Google rarely announces or confirms its algorithm updates. The algorithm is a well-kept secret in order to prevent manipulation of the search results. Prior to this week, the last algorithm announcement Google made was over a year ago, when it declared that the algorithm would be updated to lower the rankings of sites that were not mobile-friendly. This update was coined “MobileGeddon,” suggesting that non-mobile friendly sites would suffer catastrophic losses in key word rankings.
The newest announcement came earlier this week, when Google stated that it will start punishing mobile websites that have really slow load times. More specifically, the announcement stated that the update “will affect pages that deliver the slowest experience to users” and that it “will affect only a small percentage of queries.” The update will supposedly go live and become a regular part of the algorithm in July 2018.
Google likes to name its major updates after animals (e.g., “Penguin” and “Panda”) so we have decided to refer to this one as “TurtleGeddon.”
What’s The Catch of TurtleGeddon?
As always, Google’s announcement creates more questions than it answers. Google did not provide any details with regard to “how slow is too slow.” And in keeping with its past behavior of providing limited information to website owners, it did state that webmasters would receive NO notification that their site had been hit by this update.
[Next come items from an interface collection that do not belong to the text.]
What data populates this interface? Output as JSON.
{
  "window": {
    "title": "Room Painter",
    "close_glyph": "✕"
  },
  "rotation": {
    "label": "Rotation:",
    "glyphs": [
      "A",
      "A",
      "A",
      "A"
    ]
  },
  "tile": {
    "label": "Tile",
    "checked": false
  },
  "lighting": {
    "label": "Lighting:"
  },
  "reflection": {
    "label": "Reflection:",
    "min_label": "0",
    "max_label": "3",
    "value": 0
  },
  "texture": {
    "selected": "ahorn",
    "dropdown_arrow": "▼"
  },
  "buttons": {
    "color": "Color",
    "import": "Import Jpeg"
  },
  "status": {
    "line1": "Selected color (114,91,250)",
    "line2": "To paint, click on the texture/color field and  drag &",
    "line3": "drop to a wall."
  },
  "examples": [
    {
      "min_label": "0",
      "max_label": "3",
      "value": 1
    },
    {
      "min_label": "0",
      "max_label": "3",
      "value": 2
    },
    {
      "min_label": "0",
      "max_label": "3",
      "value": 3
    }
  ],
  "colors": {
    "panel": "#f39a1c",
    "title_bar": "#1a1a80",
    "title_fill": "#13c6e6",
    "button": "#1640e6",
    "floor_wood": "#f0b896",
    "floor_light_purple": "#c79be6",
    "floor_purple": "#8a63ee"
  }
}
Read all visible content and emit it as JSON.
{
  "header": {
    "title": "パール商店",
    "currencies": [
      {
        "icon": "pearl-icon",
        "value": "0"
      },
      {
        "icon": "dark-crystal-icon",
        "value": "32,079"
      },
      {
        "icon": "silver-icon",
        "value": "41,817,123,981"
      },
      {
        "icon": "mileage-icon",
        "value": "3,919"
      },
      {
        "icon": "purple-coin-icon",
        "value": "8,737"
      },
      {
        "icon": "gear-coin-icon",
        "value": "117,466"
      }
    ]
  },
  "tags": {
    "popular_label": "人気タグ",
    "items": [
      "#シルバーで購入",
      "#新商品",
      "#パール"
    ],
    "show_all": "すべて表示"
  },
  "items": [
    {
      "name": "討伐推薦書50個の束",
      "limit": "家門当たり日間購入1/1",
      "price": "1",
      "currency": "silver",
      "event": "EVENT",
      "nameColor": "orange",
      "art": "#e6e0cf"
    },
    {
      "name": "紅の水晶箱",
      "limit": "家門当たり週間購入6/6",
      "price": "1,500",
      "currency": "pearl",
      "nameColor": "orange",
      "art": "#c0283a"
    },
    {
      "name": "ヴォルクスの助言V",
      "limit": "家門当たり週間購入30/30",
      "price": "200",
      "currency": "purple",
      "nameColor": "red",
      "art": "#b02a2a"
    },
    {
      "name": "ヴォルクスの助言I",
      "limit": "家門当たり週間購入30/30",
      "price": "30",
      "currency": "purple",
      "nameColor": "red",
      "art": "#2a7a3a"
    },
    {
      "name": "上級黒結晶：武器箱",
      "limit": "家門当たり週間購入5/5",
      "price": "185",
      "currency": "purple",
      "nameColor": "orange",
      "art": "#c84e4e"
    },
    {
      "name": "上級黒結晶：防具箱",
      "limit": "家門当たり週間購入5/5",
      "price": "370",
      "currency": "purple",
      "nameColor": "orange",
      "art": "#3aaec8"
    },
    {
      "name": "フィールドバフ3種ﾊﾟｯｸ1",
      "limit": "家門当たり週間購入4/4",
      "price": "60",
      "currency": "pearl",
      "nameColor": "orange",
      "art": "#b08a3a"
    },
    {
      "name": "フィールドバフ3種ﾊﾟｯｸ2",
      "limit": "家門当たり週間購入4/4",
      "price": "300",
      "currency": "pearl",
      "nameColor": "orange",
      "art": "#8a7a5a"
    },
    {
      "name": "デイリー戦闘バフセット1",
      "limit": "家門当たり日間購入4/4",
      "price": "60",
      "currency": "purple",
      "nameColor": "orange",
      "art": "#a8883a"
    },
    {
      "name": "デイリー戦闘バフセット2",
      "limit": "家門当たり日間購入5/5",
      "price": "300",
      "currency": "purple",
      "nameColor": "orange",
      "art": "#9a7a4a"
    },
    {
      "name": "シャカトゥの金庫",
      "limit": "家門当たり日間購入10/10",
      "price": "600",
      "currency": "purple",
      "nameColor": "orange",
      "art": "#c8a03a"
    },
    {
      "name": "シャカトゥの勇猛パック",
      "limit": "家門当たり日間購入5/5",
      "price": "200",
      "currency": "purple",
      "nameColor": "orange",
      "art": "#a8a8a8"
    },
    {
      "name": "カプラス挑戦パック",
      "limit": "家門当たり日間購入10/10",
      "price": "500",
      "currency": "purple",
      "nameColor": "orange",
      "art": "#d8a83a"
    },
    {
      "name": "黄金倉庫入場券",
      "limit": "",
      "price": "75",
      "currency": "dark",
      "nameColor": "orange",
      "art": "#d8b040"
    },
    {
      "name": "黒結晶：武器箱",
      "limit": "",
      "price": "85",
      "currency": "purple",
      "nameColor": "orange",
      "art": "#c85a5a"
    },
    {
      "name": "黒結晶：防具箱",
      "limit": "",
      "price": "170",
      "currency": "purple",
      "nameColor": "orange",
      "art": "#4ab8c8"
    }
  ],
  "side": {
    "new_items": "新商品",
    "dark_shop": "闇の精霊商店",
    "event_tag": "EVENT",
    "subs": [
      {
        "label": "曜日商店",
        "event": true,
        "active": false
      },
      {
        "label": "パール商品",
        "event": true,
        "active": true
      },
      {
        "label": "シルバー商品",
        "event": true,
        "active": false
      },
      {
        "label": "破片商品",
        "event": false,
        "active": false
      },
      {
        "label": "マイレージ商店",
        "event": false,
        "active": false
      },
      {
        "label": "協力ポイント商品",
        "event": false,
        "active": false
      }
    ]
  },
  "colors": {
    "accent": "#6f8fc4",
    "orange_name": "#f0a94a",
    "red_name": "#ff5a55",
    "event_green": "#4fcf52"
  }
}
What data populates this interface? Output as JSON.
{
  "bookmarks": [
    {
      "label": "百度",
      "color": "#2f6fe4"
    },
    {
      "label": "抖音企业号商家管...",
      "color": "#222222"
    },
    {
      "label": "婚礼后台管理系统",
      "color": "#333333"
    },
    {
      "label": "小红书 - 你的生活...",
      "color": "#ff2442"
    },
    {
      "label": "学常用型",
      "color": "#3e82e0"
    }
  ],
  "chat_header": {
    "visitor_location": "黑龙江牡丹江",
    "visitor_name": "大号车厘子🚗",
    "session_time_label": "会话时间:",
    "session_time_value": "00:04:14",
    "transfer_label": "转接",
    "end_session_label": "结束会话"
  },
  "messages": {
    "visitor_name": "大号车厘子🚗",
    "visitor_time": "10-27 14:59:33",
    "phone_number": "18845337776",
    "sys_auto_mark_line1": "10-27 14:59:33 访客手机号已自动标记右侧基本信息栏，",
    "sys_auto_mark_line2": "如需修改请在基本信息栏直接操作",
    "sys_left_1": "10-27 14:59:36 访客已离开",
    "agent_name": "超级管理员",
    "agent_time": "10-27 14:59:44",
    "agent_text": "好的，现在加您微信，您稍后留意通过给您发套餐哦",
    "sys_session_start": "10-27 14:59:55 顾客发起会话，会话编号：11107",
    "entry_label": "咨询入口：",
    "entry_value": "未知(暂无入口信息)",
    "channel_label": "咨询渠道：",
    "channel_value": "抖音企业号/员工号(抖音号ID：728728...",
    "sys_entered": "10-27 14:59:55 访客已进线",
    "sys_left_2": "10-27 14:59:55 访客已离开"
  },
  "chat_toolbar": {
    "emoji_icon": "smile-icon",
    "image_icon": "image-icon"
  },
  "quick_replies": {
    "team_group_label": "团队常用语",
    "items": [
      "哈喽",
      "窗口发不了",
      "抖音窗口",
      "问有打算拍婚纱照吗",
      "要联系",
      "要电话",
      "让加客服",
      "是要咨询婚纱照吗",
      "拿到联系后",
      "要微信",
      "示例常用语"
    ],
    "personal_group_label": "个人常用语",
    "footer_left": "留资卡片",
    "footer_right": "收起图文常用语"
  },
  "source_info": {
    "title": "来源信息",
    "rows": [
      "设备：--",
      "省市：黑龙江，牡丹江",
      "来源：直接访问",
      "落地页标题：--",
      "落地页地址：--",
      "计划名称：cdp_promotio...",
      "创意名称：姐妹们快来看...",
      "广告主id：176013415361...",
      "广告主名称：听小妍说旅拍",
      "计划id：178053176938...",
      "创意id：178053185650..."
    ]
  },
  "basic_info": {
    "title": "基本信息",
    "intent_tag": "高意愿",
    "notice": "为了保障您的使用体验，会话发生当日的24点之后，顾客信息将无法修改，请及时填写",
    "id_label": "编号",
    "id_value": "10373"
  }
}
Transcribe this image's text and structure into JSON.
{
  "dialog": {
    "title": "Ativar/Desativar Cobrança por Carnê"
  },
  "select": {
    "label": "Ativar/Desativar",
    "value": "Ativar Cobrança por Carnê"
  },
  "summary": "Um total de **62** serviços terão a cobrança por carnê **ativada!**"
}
The announcement obviously suggests that mobile site load speed should be a regular metric monitored by webmasters and SEO teams, but as of today, January 25, 2018, Google’s page speed load testing tool for mobile devices is not working. Our SEO team tested it as soon as the announcement came out in order to see if Google would provide any insights into site load speeds for mobile, as it does with desktop sites. It remains to be seen if this change to their testing and analysis tool is temporary or permanent.
A number of other load speed tools are available, and we are investigating which ones are the best and provide the most reliable data. Once we have concluded our research, we will let you know which tool is best to use. And, we will keep you updated if the Google page speed tool returns to full working condition.
What Effect Will TurtleGeddon Have?
When the MobileGeddon update rolled through, we did not see major changes in website rankings for mobile versus non-mobile websites. Although, over time it does appear that Google is favoring mobile-friendly sites, especially for queries initiated on mobile devices. This is why you often see different rankings for mobile versus desktop search queries. We anticipate a similar type of effect with this update, i.e., there will be no major catastrophic change in rankings in July, but over time the algorithm will diminish the rankings of slow loading sites.
To read more about the TurtleGeddon update, click here.